Given the growth in intelligent voice services such as Amazon Echo, Apple Siri and OK Google, it seems likely that voice could also become vulnerable to AI-driven crime, especially as banks move to voice security systems.
“I can foresee this being so vulnerable,” says Tracey Follows, chief strategy and innovation officer from The Future Laboratory, “because it is such a natural human behaviour. Once machines can learn and mimic unique voices they can carry out crimes under a cloak of trust.”
We should also expect a shift in the criminal business model to start affecting strategic business decisions, instead of just stealing data. What if hacktivists could have smart malware hidden in geophysical survey databases which change underlying data, so that the multi-million-pound drilling rights are bought in the wrong places with oil rigs coming up dry?
“Even if you think the survey database is too well protected,” says Dave Palmer, director of technology at machine-learning security specialist Darktrace, “you could attack the ocean sensors that are collecting the data in the first place, to ensure you are still able to influence the decisions right from the start of the information supply chain.”
Preventing cyber crime
So, what can the programmers of AI applications do to prevent it being used with criminal intent? It’s reassuring to think that Asimov’s three laws of robotics might apply. These dictate that a robot may not injure a human or allow a human to come to harm through inaction; must obey the orders a human gives it unless they conflict with the first law; and must protect itself unless that conflicts with the first or second law.
But is this actually possible? Javvad Malik, an advocate at security vendor AlienVault, likes to think there might be specific use-cases where ethics, parameters or safeguards can be built in. However, as things stand now and in the foreseeable future, Mr Malik sees AI as a knife-like tool. “The knife will cut regardless of whose hand it is in,” he says, “and whatever object it is slicing, be that bread or another person.”
Even if it were possible to embed some kind of ethical safety valve into AI code, Ms Follows points out, whose ethics would it be? “Is it Google’s ethics we are programing into the system or Amazon’s?” she asks. “It seems likely that those who are used to executing and legislating our moral codes will not be the ones in control of the AI.”
So, will ethics be embedded by commercial enterprises and, in that case, what might be their agenda? This is why governments need to get on the front foot with this and it is a good sign that, in the United States, the White House published their Future of Artificial Intelligence initiatives earlier this year. It’s an area in which the UK currently lags, although MPs on the House of Commons Science and Technology Committee have called for a commission to provide leadership on the legal and ethical implications of AI.
As Bertrand Liard, partner at global law firm White & Case, advises: “The allocation of risk and liability for AI is an enormous decision. While companies are quick to claim ownership of data and discoveries made by such devices, they will undoubtedly want to limit their liability in the event of something going wrong.”

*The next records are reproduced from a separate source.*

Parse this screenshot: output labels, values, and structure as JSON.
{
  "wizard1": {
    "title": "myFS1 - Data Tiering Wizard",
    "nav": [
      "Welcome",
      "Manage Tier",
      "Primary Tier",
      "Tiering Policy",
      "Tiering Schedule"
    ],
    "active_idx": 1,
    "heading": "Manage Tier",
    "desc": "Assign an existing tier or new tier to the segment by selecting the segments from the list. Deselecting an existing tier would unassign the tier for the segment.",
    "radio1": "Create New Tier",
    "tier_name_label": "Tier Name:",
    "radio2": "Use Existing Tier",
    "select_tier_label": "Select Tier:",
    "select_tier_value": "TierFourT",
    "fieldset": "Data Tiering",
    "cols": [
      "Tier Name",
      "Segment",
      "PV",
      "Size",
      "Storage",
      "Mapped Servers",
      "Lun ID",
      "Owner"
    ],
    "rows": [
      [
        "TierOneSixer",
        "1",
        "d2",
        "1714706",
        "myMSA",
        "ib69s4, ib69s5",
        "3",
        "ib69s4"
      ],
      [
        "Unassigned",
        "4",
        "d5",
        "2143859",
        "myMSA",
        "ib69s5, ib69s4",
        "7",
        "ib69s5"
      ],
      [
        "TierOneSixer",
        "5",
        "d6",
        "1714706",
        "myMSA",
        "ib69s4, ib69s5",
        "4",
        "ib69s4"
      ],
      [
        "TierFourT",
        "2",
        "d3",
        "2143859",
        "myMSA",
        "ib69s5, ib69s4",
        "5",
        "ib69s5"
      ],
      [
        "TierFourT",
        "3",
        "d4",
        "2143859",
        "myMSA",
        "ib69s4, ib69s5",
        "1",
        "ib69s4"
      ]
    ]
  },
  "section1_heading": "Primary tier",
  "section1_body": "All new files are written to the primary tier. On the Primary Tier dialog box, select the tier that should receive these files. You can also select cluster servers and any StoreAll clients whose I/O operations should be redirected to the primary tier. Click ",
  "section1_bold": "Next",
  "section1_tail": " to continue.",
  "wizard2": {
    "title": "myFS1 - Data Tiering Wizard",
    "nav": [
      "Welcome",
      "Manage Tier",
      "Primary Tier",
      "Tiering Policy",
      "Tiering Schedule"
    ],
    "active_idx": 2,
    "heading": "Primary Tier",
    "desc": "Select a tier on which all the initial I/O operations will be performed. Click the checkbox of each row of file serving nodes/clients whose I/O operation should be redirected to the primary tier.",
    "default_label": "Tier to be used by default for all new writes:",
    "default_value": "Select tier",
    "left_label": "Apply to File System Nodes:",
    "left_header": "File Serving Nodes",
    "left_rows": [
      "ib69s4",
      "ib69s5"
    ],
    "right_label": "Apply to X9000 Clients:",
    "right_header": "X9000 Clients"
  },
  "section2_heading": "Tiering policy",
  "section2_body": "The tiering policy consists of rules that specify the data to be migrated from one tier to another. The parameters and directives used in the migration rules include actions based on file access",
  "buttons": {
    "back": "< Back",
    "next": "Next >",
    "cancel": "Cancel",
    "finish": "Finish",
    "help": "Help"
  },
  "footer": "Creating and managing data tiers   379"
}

Mr Liard even suggests that maybe a codicil to Asimov’s laws is required. “Every act of AI that causes damage to AI, man or humanity obliges him by whose fault it occurred to repair it,” he says.
One thing we can say with certainty is that both public and commercial enterprises need to prepare for cyber crime rapidly pivoting to AI-driven micro-breaches focused on data manipulation and disruption rather than exfiltration alone.
“Think global financial market manipulation, critical infrastructure disruption and long-term corporate espionage,” says RSA’s Mr Tran.
Think Minority Report, the movie based on Philip K. Dick’s story of a future where people are arrested and convicted before a crime is committed. Ms Follows concludes: “The only way to deal with AI crime will be to forecast it in order to fight it. An industry will spring up that is about tracking behaviours, pattern recognition and anomaly.